Material for the task:
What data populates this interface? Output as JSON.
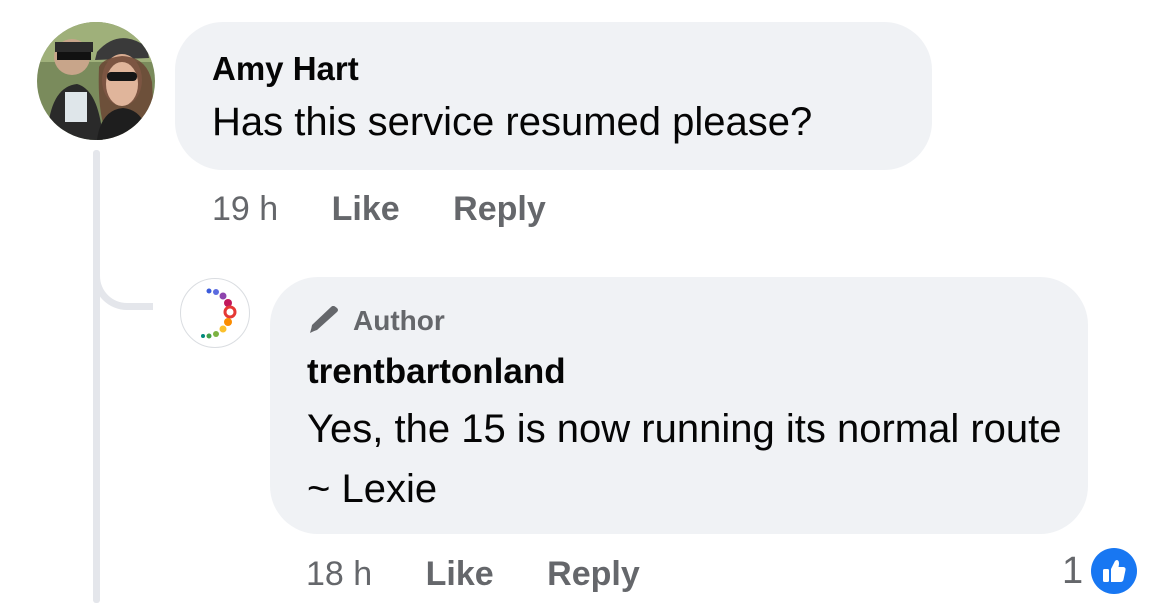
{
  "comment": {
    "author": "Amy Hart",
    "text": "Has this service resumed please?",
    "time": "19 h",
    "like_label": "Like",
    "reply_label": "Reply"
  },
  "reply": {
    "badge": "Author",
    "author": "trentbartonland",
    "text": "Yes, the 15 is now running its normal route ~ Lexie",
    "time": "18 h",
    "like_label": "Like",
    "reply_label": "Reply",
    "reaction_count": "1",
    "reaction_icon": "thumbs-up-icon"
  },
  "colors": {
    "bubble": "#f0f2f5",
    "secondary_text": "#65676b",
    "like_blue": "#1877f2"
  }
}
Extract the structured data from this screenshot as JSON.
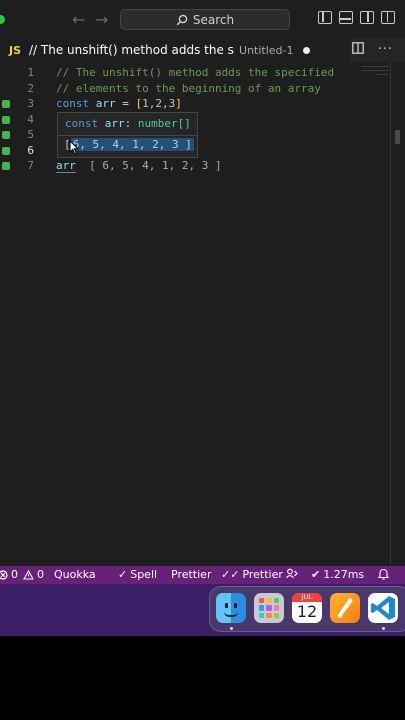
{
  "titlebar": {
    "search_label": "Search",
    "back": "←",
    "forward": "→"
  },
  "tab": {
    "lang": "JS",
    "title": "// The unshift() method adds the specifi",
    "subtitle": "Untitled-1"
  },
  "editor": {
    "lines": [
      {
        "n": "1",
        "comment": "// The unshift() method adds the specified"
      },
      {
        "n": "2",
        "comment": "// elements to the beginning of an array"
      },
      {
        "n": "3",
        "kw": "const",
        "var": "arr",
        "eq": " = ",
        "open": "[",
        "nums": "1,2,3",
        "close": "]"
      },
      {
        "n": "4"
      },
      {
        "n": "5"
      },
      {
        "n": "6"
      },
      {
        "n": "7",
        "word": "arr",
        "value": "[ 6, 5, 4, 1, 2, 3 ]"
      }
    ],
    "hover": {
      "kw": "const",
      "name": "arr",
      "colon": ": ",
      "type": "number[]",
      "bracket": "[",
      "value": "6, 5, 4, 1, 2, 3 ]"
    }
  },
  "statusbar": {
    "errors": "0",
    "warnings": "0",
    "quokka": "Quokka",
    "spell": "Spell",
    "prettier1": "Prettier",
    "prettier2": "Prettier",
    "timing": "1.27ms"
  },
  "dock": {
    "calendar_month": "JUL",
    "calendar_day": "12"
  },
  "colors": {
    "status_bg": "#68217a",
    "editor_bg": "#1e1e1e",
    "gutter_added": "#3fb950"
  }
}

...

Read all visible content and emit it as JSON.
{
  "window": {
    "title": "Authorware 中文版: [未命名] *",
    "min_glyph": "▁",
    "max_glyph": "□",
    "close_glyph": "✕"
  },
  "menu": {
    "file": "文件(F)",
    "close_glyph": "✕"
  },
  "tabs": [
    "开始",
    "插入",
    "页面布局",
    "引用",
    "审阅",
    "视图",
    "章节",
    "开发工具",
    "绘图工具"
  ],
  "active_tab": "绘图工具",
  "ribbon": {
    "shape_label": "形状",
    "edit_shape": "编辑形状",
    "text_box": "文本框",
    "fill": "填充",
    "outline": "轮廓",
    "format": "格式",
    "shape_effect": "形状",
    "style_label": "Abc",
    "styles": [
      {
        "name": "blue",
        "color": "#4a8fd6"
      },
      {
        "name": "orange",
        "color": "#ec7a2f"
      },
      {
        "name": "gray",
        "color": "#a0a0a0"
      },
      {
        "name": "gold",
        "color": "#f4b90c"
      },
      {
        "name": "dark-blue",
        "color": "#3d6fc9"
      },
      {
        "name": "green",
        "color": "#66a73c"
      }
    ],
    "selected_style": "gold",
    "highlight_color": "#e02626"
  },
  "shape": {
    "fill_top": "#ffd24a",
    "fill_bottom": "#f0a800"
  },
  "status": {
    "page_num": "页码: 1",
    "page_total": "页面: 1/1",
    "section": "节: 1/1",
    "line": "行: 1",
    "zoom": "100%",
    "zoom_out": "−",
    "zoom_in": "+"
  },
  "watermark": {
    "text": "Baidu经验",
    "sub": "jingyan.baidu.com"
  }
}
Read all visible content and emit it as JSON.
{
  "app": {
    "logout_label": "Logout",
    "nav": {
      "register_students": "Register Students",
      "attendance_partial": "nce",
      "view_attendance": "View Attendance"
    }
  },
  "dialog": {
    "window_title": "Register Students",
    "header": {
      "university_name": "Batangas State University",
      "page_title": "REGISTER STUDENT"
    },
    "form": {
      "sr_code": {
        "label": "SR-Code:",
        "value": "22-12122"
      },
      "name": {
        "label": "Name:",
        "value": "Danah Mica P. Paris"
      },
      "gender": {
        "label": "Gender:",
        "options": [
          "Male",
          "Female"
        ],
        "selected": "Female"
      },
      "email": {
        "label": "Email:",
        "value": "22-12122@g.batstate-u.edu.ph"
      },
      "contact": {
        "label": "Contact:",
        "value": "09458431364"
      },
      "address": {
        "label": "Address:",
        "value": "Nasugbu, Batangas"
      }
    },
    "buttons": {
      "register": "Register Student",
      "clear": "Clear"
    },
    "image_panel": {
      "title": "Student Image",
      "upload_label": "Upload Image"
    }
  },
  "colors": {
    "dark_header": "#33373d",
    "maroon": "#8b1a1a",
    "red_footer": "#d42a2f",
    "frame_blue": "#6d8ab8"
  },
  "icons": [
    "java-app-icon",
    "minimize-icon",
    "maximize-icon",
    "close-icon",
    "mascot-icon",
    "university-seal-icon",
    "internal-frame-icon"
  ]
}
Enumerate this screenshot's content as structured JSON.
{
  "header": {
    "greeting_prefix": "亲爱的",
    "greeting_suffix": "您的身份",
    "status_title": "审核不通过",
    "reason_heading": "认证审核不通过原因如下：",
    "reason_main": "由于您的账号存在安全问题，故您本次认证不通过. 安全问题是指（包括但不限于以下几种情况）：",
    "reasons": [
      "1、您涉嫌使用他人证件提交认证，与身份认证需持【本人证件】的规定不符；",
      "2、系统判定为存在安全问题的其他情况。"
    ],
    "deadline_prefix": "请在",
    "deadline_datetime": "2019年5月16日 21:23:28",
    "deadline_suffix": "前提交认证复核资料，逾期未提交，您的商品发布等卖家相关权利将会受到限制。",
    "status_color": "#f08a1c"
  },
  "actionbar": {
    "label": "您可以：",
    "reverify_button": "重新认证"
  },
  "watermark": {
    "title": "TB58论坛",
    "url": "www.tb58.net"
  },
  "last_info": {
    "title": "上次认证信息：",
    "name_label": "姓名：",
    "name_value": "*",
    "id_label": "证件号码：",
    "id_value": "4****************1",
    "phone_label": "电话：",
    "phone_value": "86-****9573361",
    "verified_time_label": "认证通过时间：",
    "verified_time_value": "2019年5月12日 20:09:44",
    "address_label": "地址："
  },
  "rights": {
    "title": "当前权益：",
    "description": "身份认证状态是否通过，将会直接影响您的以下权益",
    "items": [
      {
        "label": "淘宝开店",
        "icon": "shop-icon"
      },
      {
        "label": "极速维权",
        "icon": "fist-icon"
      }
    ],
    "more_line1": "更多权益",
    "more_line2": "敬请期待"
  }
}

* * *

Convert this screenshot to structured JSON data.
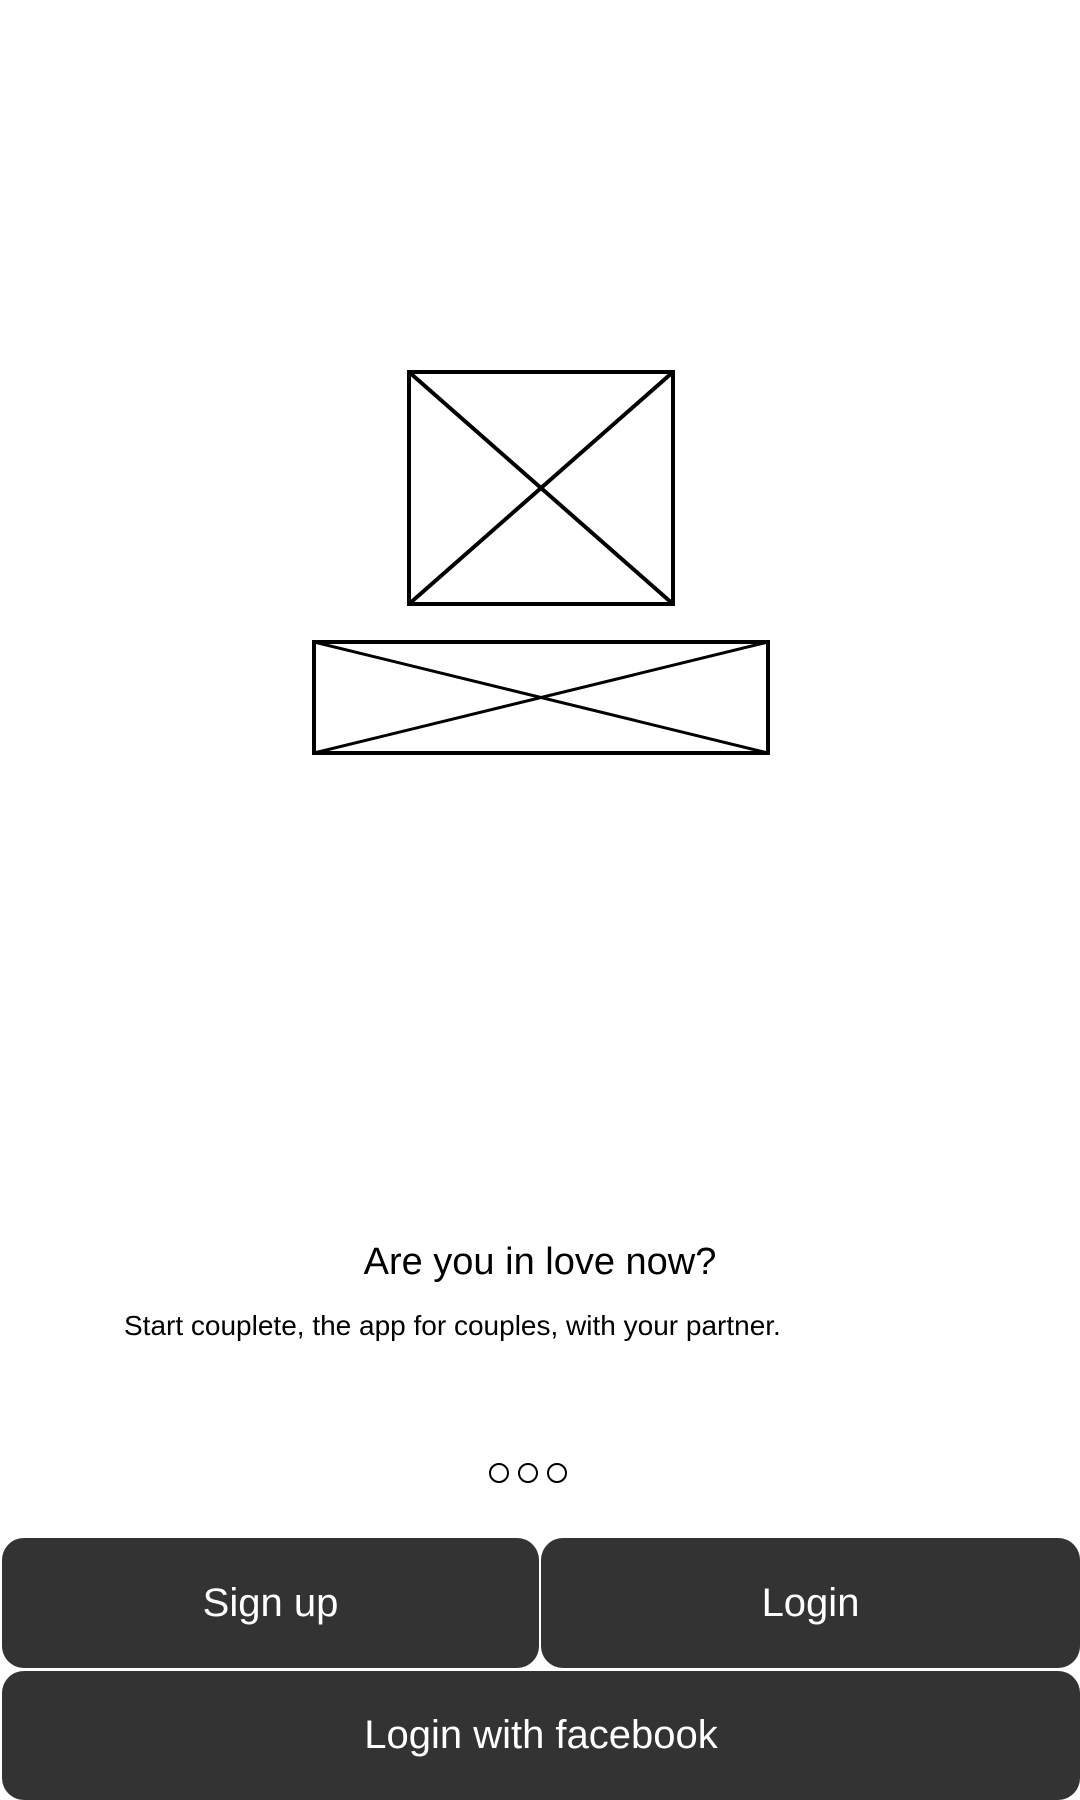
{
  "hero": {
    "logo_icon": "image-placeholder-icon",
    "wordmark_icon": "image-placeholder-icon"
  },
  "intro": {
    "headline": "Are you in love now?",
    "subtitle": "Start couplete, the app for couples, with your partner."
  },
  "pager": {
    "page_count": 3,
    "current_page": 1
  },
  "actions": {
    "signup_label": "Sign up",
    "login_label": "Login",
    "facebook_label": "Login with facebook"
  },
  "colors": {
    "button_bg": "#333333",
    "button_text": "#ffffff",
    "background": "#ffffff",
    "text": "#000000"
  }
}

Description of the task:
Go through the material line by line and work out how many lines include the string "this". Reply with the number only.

Your solution:
5